Roseman's brand of jazz is not the most whack but it is a strong nominee for most eclectic. Whereas Roseman mashed up jazz trombone with pop classics on his 2001 debut Cherry, here he melds his jazz with reggae, rock, avant garde and dub with often some very unique and interesting results…and it's all done live. Roseman is truly one of a kind even among his kindred progressive jazz musicians and seems to be just getting going. Also mentioned in a Quickies article here.
John Scofield Trio – This Meets That
Like Jarrett, every Scofield release is a significant event to me. And likewise, Sco' is getting the job done with a trio, but one of a different sort. Supplemented by a horn section styled after Gil Evans, Scofield blends chamber jazz and classic rock to create another hybrid that still is unmistakably his own sound. Read my full review here.
Levon Helm – Dirt Farmer
This is the closest thing you will find in a new The Band record these days, and even though it's a lot more organic than The Band ever was (feels weird to say that, but it's true), it evokes Helm's old group in all the right ways. Also mentioned in a Quickies article here.
Sam Yahel – Truth And Beauty
Yahel has been steadily rising in stature among the current generation of New York-based jazz musicians and Truth And Beauty is the record that should put him on par with the top artists in that group. There are a lot of subtleties in both Yahel's organ playing and composing that belies the seemingly simple structures at the surface of these songs. And with his running buddies Joshua Redman and Brian Blade rounding out his band, it's a record with a triple threat. Read my full review here.
Umphrey's McGee – The Bottom Half
UM seems intent on making rock-oriented jam band music fun again and the outtakes collection The Bottom Half makes another convincing case that it was supposed to be that way all along. Listening to this set of songs that remain of almost consistently good quality despite veering wildly from rock to country to Jamaican to funk gives "outtakes" a good name. Read my full review here.
Bruce Hornsby – Camp Meeting
The story of this CD is that rock star Hornsby goes headlong into challenging jazz and winds up sounding like a seasoned pro doing it. He composes complex, interesting originals and takes fresh approaches to familiar covers. Bruce could have easily looked like an idiot making this record but the dice he rolled came up with a seven. Read my full review here.
John Mellencamp – Freedom's Road

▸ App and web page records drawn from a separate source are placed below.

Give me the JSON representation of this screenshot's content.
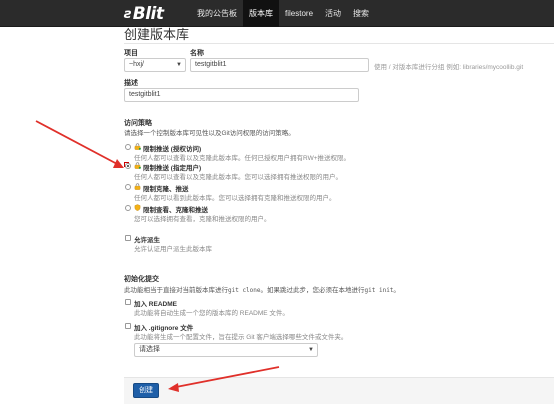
{
  "nav": {
    "logo_mark": "ƨ",
    "logo_text": "Blit",
    "items": [
      {
        "label": "我的公告板",
        "active": false
      },
      {
        "label": "版本库",
        "active": true
      },
      {
        "label": "filestore",
        "active": false
      },
      {
        "label": "活动",
        "active": false
      },
      {
        "label": "搜索",
        "active": false
      }
    ]
  },
  "page": {
    "title": "创建版本库",
    "project_label": "项目",
    "project_value": "~hxj/",
    "name_label": "名称",
    "name_value": "testgitblit1",
    "name_hint": "使用 / 对版本库进行分组 例如:  libraries/mycoollib.git",
    "description_label": "描述",
    "description_value": "testgitblit1",
    "access": {
      "title": "访问策略",
      "desc": "请选择一个控制版本库可见性以及Git访问权限的访问策略。",
      "options": [
        {
          "title": "限制推送 (授权访问)",
          "sub": "任何人都可以查看以及克隆此版本库。任何已授权用户拥有RW+推送权限。",
          "checked": false
        },
        {
          "title": "限制推送 (指定用户)",
          "sub": "任何人都可以查看以及克隆此版本库。您可以选择拥有推送权限的用户。",
          "checked": true
        },
        {
          "title": "限制克隆、推送",
          "sub": "任何人都可以看到此版本库。您可以选择拥有克隆和推送权限的用户。",
          "checked": false
        },
        {
          "title": "限制查看、克隆和推送",
          "sub": "您可以选择拥有查看，克隆和推送权限的用户。",
          "checked": false
        }
      ]
    },
    "allow_fork": {
      "title": "允许派生",
      "sub": "允许认证用户派生此版本库"
    },
    "init": {
      "title": "初始化提交",
      "desc_1": "此功能相当于直接对当前版本库进行",
      "code_1": "git clone",
      "desc_2": "。如果跳过此步，您必须在本地进行",
      "code_2": "git init",
      "desc_3": "。",
      "readme_title": "加入 README",
      "readme_sub": "此功能将自动生成一个您的版本库的 README 文件。",
      "gitignore_title": "加入 .gitignore 文件",
      "gitignore_sub": "此功能将生成一个配置文件，旨在提示 Git 客户端选择哪些文件或文件夹。",
      "gitignore_select": "请选择"
    },
    "create_button": "创建"
  },
  "colors": {
    "navbar": "#2b2b2b",
    "button": "#1f5fa8",
    "arrow": "#e0302a"
  }
}
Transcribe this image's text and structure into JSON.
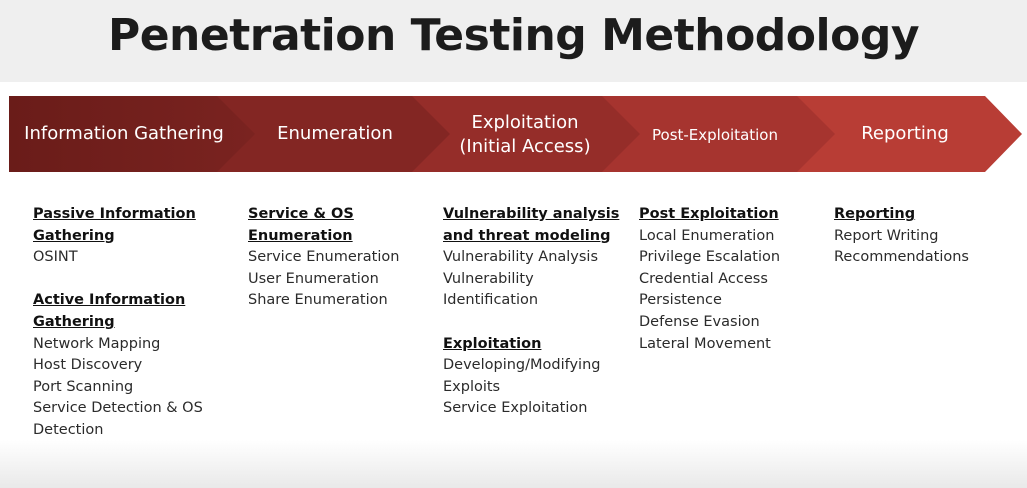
{
  "title": "Penetration Testing Methodology",
  "colors": [
    "#6e1e1b",
    "#832623",
    "#952d29",
    "#a6342f",
    "#b83d35"
  ],
  "stages": [
    {
      "label_lines": [
        "Information Gathering"
      ],
      "groups": [
        {
          "heading_lines": [
            "Passive Information",
            "Gathering"
          ],
          "items": [
            "OSINT"
          ]
        },
        {
          "heading_lines": [
            "Active Information",
            "Gathering"
          ],
          "items": [
            "Network Mapping",
            "Host Discovery",
            "Port Scanning",
            "Service Detection & OS",
            "Detection"
          ]
        }
      ]
    },
    {
      "label_lines": [
        "Enumeration"
      ],
      "groups": [
        {
          "heading_lines": [
            "Service & OS",
            "Enumeration"
          ],
          "items": [
            "Service Enumeration",
            "User Enumeration",
            "Share Enumeration"
          ]
        }
      ]
    },
    {
      "label_lines": [
        "Exploitation",
        "(Initial Access)"
      ],
      "groups": [
        {
          "heading_lines": [
            "Vulnerability analysis",
            "and threat modeling"
          ],
          "items": [
            "Vulnerability Analysis",
            "Vulnerability",
            "Identification"
          ]
        },
        {
          "heading_lines": [
            "Exploitation"
          ],
          "items": [
            "Developing/Modifying",
            "Exploits",
            "Service Exploitation"
          ]
        }
      ]
    },
    {
      "label_lines": [
        "Post-Exploitation"
      ],
      "groups": [
        {
          "heading_lines": [
            "Post Exploitation"
          ],
          "items": [
            "Local Enumeration",
            "Privilege Escalation",
            "Credential Access",
            "Persistence",
            "Defense Evasion",
            "Lateral Movement"
          ]
        }
      ]
    },
    {
      "label_lines": [
        "Reporting"
      ],
      "groups": [
        {
          "heading_lines": [
            "Reporting"
          ],
          "items": [
            "Report Writing",
            "Recommendations"
          ]
        }
      ]
    }
  ]
}
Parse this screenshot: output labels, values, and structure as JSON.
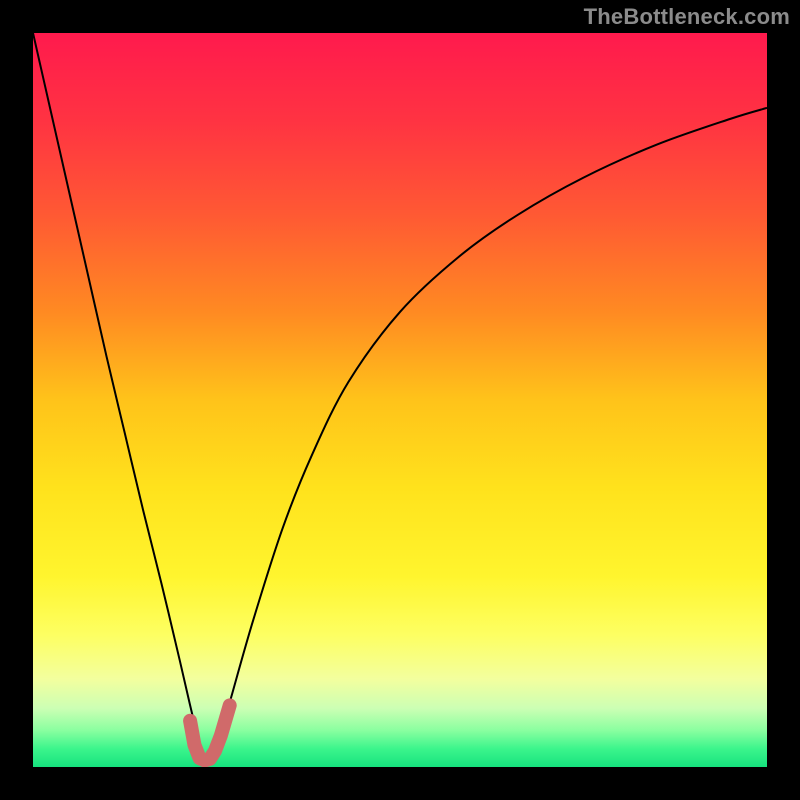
{
  "watermark": "TheBottleneck.com",
  "chart_data": {
    "type": "line",
    "title": "",
    "xlabel": "",
    "ylabel": "",
    "xlim": [
      0,
      100
    ],
    "ylim": [
      0,
      100
    ],
    "background": {
      "type": "vertical-gradient",
      "stops": [
        {
          "offset": 0.0,
          "color": "#ff1a4d"
        },
        {
          "offset": 0.12,
          "color": "#ff3342"
        },
        {
          "offset": 0.25,
          "color": "#ff5a33"
        },
        {
          "offset": 0.38,
          "color": "#ff8a22"
        },
        {
          "offset": 0.5,
          "color": "#ffc31a"
        },
        {
          "offset": 0.62,
          "color": "#ffe21c"
        },
        {
          "offset": 0.74,
          "color": "#fff52e"
        },
        {
          "offset": 0.82,
          "color": "#fdff62"
        },
        {
          "offset": 0.88,
          "color": "#f3ff9e"
        },
        {
          "offset": 0.92,
          "color": "#ccffb4"
        },
        {
          "offset": 0.95,
          "color": "#8affa0"
        },
        {
          "offset": 0.975,
          "color": "#3cf58c"
        },
        {
          "offset": 1.0,
          "color": "#16e27e"
        }
      ]
    },
    "series": [
      {
        "name": "bottleneck-curve",
        "color": "#000000",
        "stroke_width": 2,
        "x": [
          0.0,
          2.5,
          5.0,
          7.5,
          10.0,
          12.5,
          15.0,
          17.5,
          20.0,
          21.5,
          22.7,
          23.5,
          24.3,
          25.2,
          27.0,
          30.0,
          34.0,
          38.0,
          43.0,
          50.0,
          58.0,
          66.0,
          75.0,
          85.0,
          95.0,
          100.0
        ],
        "y": [
          100.0,
          89.0,
          78.0,
          67.0,
          56.0,
          45.5,
          35.0,
          25.0,
          14.5,
          8.0,
          3.2,
          1.0,
          1.0,
          3.0,
          9.5,
          20.0,
          32.5,
          42.5,
          52.5,
          62.0,
          69.5,
          75.2,
          80.3,
          84.8,
          88.3,
          89.8
        ]
      },
      {
        "name": "sweet-spot-marker",
        "color": "#d06a6a",
        "stroke_width": 14,
        "linecap": "round",
        "x": [
          21.4,
          22.0,
          22.7,
          23.4,
          24.1,
          24.8,
          25.6,
          26.8
        ],
        "y": [
          6.3,
          3.0,
          1.2,
          0.9,
          1.1,
          2.2,
          4.3,
          8.4
        ]
      }
    ]
  }
}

Strange that I would like this record so much because I never was a big fan of Mellencamp's in his heyday and Freedom's Road isn't that stylistically different from his classic era. Maybe it's because now he seems settled into the confident role of an old vet skillfully plying his trade rather than trying to find his niche somewhere between Springsteen and the Stones. It's also a consistently strong batch of songs, the Chevy truck ditty notwithstanding. Even though we've still got The Boss taking the pulse of America, the former Mr. Cougar has more quietly accumulated plenty enough credibility to pull that off, too. Lord knows there's certainly room for more for his ilk these days. Read Nick Deriso's full review here.
Bill Frisell, et. al. – Floratone
The self-styled guitarist Bill Frisell teams with percussionist Matt Chamberlain and two producers Lee Townsend & Tucker Martine to combine extemporaneous jams with Teo Macero-esque editing. The upshot to this studio mad science is soundscapes that sound cutting edge and typical Frisell at the same time. Read my full review here.
NEXT: The 2007 All-Star Starters listPowered by Sidelines